“Colorado’s New Energy Economy is putting people and our state to work. We have one of the highest concentrations of workers in the clean energy industry,” said Gov. Bill Ritter. “Last week, I testified in support of this legislation because increasing our renewable energy standard will give another much needed boost to our economy. This bill will add solar to 100,000 rooftops. Also, it will create tens of thousands of jobs over the next decade and clean power that protects our environment.”
The improved standard, a centerpiece of Gov. Ritter’s 2010 agenda as well as House and Senate leadership, builds on a track record of success, and is the second time in 4 years the General Assembly is renewing their commitment to a clean energy future that has proven to bring new jobs and new business investments to the state economy.
“We are going to make Colorado the best in the Rocky Mountain West,” said Pam Kiely, program director of Environment Colorado. “With close to a third of our electricity coming from clean, homegrown renewable resources, we will be a model for the rest of the country at a defining time in the debate about our nation’s energy future. We can, and should, take this next bold step.”
HB1001 also marks a significant increase in Colorado’s commitment to local, homegrown renewable energy such as rooftop solar or local community wind farms. Distributed Generation (DG), or ‘on-site’ electricity, is produced right where we need it most, on homes, farms, and businesses. More locally generated electricity helps to avoid costly transmission upgrades and helps to stabilize the electricity grid.
Residential renewable businesses have tripled in Colorado since Coloradans first voted for a Renewable Energy Standard at the ballot box in 2004. Additionally, solar photovoltaic installation creates more job per megawatt than any other electricity source.

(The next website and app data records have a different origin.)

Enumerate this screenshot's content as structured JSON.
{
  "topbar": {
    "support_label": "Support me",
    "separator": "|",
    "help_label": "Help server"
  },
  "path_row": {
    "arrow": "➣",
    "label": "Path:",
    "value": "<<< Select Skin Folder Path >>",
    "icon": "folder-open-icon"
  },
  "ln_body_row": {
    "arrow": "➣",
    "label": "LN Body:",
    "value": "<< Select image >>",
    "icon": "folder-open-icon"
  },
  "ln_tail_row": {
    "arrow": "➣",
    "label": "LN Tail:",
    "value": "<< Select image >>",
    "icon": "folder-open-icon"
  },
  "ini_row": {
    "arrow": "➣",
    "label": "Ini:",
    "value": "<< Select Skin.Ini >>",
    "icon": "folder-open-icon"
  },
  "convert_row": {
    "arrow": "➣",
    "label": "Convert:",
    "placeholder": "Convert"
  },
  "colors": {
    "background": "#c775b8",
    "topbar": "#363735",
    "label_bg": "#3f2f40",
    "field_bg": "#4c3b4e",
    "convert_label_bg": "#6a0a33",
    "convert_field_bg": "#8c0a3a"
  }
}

“Solar has been the bright spot in Colorado’s economy,” said Rep. Max Tyler, D-Lakewood. “Colorado is on a path towards having half a million solar rooftops powering our state- which is great news for a growing industry. With a predictable market, more companies will set up shop and add good, green collar jobs.”
In addition to small mom and pop installers, Colorado’s leadership has attracted other interest. Vestas, a global leader in wind energy development, has also set-up shop in state, with four manufacturing facilities planned. By the time they are at full capacity in 2011, assuming adequate market demand, Vestas will employ more than 2,500 in Colorado.
“Colorado’s eastern plains hold some of the top wind resources in the whole country,” said Craig Cox, of Interwest Energy Alliance- a renewable trade association. “It’s important to maintain our policy leadership so we can continue to be the state that attracts new investments.”
The job and employment benefits of HB1001 are not an afterthought- the legislation directs the state utilities commission to look at employment metrics and seek to enhance Colorado’s workforce as they evaluate bids for new renewable energy projects. Furthermore, HB1001 sets in place a certification standard for solar installation to ensure that workers are well-trained for this fast-growing industry.
“Colorado needs a skilled, well-trained workforce to build a 21st century energy future,” said Mike Cerbo, president of Colorado AFL-CIO, “and we are excited that the General Assembly is showing commitment to bringing good, green jobs to the state.”
HB 1001 has one more vote on the floor of the House before it moves on to the Senate.